One of our finest and most versatile screen actors, Edward Norton has played a neo-Nazi skinhead, a priest, a New York drug dealer, a European magician, a British diplomat, a doctor-turned-Hulk and even a criminal defendant with a split personality. In the comedy-thriller “Leaves of Grass,” Norton gets to up the ante by playing two characters — Bill Kincaid, a buttoned-down and buttoned-up Ivy League professor of classical philosophy at Brown University, and his estranged, identical twin Brady, a scruffy, tattooed marijuana grower from a part of southeastern Oklahoma known ...
Back when Elvis Presley was a scrawny teenager with dreams of becoming a gospel singer, he spent two years on tour with the Browns, a trio of siblings whose gorgeous harmonies would result in a series of country hits during the 1950s, culminating in “The Three Bells," which topped both the country and pop charts in 1959, selling more than one million copies.
When you think of the term “family band,” it’s likely the Partridge Family or Brady Bunch come to mind. “The most common thing we hear is we’re a female version of the Osmonds,” says 21-year-old Kayli Lowe of her family. “When people see the show, it’s completely different.”
The remarkable thing about “Final Fantasy” games is that they’re all remarkable, and never in the same way. The last game in the main series, “Final Fantasy XII,” was remarkable for how greatly it expanded the scope of the typical “Final Fantasy” adventure, offering an enormous world for players to explore with relatively few restrictions on where they could go or how their characters’ abilities could be developed.
WENATCHEE — James Young caught the first glimpse of Styx’s impending fame as he stepped out of a taxi in midtown Manhattan. It was the late ’70s, the band had recently released their seventh album, “Grand Illusion.” “Come Sail Away” and “Fooling Yourself (Angry Young Man)” climbed the charts. “Someone yelled out, ‘Styx!’ at the sight of me getting out of the cab,” Young said. “That’s when I realized, OK, people have figured who we are.’ ”
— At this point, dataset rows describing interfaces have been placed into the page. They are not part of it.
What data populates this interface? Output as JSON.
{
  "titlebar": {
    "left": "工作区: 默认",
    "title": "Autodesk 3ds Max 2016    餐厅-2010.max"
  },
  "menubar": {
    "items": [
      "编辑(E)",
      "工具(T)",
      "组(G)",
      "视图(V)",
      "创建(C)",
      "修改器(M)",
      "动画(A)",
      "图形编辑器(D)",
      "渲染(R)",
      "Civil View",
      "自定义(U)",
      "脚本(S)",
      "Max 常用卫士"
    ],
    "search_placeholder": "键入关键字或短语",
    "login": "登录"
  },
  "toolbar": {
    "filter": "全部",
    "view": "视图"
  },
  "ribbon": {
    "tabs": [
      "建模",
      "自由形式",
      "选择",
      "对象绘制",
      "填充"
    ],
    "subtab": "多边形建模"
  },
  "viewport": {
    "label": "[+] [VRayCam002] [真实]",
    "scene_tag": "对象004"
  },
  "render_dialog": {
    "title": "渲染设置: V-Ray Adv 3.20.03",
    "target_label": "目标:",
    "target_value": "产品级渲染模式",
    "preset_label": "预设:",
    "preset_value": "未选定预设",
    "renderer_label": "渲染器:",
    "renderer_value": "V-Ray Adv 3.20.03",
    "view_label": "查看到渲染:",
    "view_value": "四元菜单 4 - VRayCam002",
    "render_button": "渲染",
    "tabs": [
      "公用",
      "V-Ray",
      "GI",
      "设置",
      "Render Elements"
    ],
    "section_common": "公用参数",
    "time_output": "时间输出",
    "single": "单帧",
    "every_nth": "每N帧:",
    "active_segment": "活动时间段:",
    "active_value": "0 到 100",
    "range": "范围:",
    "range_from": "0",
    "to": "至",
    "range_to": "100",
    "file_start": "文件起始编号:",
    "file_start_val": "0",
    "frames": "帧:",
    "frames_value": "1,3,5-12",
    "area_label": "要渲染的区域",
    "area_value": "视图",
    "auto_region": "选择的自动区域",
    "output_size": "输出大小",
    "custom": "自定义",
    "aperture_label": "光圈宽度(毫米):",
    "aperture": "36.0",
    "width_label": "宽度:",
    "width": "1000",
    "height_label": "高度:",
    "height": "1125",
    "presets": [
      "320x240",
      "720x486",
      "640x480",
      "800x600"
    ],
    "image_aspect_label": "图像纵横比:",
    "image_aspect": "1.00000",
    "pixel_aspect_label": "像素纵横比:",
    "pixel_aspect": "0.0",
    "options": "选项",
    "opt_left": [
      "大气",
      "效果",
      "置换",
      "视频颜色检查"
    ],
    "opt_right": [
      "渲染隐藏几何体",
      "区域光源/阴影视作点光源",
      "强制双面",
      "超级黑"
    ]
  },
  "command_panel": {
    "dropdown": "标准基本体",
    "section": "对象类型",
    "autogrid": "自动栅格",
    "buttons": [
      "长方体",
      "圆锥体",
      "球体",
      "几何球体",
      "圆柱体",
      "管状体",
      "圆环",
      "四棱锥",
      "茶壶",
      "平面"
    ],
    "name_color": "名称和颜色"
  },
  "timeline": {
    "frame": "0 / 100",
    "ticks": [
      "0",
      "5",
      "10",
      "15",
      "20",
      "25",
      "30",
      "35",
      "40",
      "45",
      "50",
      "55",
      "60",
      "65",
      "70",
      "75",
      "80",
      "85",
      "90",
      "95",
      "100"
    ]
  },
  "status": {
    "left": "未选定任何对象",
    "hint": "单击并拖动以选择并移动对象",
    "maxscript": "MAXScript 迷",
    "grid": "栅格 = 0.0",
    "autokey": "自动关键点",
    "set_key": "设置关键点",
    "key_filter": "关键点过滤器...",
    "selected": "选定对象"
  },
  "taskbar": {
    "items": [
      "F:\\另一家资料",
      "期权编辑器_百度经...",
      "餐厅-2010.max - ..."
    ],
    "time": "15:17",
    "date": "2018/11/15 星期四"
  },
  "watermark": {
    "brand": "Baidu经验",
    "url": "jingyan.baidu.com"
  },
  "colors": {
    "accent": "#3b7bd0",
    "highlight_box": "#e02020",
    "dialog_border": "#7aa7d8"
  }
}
WENATCHEE — It’s “hell week” on the “Harvey” set and first-time director Melissa Carlson couldn’t be happier. The stage crew is adding finishing touches to the lights and sound. Actors are perfecting their timing and costumes. “This is when the magic happens,” Carlson said at dress rehearsal Monday. “When the lights go up, the actors put on their costumes and you see all the parts — page by page, scene by scene — finally coming together in a finished product.”
Paul Burke, a founder of Mission Creek Players theater troupe, died Sunday night after the closing performance of “Art” at the Clearwater Steakhouse & Saloon. The 62-year-old had been a force in local theater for more than three decades acting, directing, building sets and producing shows.
About 36 authors and artists lent their pens and paints to a literary magazine revived at Wenatchee Valley College after a six-year hiatus. Nearly 400 copies of the “Mirror Northwest” were published last week to local stores. The 95-page booklets are for sale for $10 at Wenatchee Valley College Bookstore, Hastings, Amanda’s Bookstore, Caffé Mela and Tumbleweed Bead Co.
Don Fox, producer of the upcoming stage show “Rocky Horror Show,” released a cast list and opened ticket sales this week. But who will star as Dr. Frankenfurter, the sweet transvestite from transexual Transylvania? Fox won’t say a word, but the PAC may drop a few hints on their Facebook page in the next few weeks. The cast includes: Paul Atwood, Patrick Lopeman, Matthew Pippin, Nancy Zahn, Brian Higgins, Cynthia Brown, T.J. Farrell, Kayla Taylor, Ally Atwood, Arius Elvikis, Stephen Paxton, Laura Bender, Yvette Stevens, Amy Ferrell, Marissa Collins, Colleen ...
The Gerald Clayton Trio concert scheduled Saturday at Icicle Creek Center for the Arts in Leavenworth has been postponed. The drummer of the New York jazz group left the tour. The concert will be rebooked in November or next spring.